(Information given Opens)

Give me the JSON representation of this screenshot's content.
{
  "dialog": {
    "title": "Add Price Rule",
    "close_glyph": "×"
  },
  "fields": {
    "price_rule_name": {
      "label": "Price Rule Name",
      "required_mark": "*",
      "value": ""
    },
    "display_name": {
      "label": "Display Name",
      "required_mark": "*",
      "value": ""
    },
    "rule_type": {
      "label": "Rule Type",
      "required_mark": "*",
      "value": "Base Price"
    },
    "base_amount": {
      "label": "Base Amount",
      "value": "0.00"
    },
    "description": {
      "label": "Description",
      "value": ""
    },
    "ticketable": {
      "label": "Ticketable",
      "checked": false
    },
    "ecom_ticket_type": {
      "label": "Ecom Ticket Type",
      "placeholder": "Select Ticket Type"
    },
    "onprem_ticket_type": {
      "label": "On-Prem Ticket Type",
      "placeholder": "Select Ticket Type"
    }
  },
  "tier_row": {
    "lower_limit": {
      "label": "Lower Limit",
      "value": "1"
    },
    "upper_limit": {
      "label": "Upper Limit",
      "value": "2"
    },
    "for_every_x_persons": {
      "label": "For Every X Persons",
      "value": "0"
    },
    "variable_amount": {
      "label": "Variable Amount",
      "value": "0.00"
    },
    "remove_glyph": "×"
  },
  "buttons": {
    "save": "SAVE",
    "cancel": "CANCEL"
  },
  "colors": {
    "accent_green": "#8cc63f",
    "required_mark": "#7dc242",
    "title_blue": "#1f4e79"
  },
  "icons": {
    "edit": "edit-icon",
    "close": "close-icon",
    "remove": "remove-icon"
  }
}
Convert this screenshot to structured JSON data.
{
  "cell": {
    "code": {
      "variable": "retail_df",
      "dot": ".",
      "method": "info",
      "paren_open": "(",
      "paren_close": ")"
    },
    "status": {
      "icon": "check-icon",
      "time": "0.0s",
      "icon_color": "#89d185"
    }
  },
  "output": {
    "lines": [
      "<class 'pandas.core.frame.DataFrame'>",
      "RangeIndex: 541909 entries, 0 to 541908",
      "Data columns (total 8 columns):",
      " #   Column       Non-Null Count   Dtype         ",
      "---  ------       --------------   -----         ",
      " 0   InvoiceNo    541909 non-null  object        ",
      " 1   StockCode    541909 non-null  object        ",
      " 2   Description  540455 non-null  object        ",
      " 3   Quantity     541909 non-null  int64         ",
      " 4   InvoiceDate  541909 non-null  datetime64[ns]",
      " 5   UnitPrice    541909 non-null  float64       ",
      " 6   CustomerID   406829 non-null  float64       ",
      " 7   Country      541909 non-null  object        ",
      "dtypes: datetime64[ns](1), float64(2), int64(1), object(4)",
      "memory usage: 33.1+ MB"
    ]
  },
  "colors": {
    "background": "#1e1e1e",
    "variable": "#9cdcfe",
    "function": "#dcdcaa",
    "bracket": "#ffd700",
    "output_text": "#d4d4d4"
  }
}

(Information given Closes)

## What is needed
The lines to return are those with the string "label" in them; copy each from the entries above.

## Response for this exercise
      "label": "Price Rule Name",
      "label": "Display Name",
      "label": "Rule Type",
      "label": "Base Amount",
      "label": "Description",
      "label": "Ticketable",
      "label": "Ecom Ticket Type",
      "label": "On-Prem Ticket Type",
      "label": "Lower Limit",
      "label": "Upper Limit",
      "label": "For Every X Persons",
      "label": "Variable Amount",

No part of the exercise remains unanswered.